__Assigned task__.
Would you please copy each line of the data in which the string "Stored" occurs?

__Data for analysis__.

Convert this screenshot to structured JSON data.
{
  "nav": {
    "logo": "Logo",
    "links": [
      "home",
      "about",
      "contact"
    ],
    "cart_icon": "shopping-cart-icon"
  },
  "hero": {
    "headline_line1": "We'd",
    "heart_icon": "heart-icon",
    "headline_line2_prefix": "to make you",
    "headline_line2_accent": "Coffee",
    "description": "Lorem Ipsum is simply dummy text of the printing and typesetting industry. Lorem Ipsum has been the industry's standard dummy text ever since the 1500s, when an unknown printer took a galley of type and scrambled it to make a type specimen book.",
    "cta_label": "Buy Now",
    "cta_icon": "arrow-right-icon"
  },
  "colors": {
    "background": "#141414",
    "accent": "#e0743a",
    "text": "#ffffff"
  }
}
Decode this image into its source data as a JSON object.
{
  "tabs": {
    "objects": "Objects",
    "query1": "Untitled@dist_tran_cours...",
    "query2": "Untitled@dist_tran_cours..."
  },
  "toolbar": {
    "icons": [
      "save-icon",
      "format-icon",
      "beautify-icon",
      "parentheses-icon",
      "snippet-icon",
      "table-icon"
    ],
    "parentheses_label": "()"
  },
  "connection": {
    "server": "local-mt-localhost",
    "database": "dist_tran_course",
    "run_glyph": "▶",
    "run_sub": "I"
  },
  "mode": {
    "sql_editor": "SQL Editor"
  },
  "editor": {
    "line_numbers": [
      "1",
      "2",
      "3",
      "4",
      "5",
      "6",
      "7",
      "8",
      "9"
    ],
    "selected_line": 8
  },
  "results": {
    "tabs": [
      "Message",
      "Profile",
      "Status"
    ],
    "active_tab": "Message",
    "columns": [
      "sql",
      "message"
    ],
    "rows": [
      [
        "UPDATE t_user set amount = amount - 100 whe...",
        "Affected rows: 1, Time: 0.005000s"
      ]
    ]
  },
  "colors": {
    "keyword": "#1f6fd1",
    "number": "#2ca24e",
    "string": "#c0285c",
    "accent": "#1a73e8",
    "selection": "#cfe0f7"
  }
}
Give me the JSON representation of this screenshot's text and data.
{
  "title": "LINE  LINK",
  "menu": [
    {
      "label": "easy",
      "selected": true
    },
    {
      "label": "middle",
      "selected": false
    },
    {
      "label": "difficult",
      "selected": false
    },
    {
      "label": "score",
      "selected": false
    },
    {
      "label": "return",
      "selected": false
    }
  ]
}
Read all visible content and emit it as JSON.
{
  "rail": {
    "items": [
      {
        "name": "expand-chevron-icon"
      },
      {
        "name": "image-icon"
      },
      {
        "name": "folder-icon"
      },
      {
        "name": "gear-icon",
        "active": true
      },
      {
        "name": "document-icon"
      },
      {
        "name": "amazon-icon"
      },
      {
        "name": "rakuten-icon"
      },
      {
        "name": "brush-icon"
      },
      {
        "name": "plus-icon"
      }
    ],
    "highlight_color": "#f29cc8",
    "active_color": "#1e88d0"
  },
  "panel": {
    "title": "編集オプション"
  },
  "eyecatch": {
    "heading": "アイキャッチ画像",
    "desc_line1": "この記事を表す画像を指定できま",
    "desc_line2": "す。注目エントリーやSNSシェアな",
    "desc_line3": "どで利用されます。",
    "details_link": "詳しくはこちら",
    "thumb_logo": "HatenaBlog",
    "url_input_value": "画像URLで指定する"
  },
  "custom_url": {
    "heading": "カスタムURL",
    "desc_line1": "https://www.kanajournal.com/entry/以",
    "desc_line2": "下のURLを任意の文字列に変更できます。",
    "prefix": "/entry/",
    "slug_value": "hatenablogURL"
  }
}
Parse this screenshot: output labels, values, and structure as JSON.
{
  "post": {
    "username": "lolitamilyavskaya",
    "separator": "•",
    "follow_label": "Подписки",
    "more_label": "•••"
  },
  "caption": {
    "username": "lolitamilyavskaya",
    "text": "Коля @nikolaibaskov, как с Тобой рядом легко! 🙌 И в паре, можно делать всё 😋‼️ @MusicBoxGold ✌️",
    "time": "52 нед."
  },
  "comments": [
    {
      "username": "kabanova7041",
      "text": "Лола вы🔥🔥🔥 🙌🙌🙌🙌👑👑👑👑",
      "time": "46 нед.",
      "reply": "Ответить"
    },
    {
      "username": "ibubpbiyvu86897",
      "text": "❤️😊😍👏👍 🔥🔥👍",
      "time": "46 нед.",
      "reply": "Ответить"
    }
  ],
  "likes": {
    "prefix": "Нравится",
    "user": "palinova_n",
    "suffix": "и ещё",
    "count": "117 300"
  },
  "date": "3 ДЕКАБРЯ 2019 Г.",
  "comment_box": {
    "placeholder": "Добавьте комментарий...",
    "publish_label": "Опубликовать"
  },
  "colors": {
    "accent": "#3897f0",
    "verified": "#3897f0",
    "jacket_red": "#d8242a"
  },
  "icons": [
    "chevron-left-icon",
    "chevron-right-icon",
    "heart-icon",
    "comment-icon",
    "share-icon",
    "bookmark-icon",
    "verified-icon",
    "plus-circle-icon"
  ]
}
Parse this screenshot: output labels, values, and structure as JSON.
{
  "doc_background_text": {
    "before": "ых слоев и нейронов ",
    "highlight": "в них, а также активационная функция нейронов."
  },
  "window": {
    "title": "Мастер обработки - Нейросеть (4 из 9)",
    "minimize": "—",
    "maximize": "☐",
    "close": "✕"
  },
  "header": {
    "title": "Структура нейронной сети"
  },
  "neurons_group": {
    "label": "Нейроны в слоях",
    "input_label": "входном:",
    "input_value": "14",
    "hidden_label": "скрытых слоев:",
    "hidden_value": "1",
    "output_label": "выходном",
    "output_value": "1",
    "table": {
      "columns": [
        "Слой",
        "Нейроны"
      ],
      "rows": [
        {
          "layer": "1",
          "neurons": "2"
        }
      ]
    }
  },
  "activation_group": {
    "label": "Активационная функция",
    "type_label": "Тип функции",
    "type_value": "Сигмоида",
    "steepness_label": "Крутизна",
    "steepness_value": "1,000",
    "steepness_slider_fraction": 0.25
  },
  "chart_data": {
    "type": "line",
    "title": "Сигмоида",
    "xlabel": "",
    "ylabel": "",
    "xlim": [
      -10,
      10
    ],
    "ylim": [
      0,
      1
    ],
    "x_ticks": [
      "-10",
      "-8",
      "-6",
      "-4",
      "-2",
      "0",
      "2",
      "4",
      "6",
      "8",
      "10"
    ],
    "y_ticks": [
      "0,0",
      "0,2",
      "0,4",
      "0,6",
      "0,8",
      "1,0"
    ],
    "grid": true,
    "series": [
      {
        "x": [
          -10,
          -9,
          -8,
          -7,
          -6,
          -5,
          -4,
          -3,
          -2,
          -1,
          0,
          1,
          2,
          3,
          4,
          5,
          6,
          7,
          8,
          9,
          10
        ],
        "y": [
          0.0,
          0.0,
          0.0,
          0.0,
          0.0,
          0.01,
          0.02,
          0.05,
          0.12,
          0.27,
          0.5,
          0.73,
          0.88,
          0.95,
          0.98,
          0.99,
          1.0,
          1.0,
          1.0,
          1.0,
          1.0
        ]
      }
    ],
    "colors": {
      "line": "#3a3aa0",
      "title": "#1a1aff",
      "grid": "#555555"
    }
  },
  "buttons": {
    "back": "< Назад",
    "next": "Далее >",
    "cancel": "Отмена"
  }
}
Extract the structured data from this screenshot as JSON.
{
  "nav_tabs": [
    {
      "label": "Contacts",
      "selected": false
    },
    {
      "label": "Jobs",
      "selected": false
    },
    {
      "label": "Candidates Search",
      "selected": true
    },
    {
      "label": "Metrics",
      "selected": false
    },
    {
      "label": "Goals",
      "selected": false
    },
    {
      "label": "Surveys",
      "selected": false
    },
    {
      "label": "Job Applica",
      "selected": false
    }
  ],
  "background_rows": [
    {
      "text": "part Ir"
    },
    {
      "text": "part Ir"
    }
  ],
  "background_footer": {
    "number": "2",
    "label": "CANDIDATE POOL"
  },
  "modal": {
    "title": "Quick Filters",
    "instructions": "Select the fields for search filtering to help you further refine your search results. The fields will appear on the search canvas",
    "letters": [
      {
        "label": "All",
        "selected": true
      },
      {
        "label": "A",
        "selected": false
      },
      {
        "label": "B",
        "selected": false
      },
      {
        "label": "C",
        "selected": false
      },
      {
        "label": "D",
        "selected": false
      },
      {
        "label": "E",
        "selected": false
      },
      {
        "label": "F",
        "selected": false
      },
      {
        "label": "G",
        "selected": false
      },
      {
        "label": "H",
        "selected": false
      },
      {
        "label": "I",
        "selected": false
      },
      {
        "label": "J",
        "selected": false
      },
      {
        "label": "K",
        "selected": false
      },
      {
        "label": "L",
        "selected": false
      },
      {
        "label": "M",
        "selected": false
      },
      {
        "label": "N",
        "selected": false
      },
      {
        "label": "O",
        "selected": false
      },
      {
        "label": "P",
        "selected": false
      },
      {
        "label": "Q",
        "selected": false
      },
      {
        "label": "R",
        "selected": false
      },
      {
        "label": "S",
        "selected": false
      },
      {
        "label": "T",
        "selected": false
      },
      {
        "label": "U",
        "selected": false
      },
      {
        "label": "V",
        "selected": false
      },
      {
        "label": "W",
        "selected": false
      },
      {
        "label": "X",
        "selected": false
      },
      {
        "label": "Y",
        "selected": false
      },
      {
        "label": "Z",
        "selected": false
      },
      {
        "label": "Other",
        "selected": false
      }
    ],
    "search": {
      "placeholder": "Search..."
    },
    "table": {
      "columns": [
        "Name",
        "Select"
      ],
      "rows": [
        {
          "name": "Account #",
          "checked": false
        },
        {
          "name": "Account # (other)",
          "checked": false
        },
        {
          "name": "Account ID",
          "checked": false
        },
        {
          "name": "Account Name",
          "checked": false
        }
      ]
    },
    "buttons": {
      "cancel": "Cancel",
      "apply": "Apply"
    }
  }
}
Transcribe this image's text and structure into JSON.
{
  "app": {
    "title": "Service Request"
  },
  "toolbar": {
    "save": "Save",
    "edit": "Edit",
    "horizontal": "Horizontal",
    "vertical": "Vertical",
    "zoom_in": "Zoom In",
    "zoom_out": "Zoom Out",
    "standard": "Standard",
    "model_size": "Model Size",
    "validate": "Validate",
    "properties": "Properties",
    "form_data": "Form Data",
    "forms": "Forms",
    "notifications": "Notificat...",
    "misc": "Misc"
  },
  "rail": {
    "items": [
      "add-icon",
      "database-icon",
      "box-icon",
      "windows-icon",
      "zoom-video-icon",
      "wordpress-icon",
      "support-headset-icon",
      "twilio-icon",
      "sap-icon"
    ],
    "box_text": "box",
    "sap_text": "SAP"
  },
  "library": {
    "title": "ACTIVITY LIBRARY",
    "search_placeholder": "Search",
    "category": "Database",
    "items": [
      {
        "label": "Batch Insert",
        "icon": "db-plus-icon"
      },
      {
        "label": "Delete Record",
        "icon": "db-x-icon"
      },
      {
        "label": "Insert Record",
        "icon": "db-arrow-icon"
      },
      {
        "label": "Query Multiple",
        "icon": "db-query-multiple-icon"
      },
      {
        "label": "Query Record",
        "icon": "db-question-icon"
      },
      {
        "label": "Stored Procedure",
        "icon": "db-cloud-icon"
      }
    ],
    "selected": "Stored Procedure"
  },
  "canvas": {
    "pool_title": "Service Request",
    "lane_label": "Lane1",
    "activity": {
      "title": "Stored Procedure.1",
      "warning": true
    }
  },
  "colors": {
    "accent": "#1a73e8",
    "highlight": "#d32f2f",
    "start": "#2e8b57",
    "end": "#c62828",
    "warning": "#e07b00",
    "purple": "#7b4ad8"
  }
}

__Exercise output__.
        "label": "Stored Procedure",
    "selected": "Stored Procedure"
      "title": "Stored Procedure.1",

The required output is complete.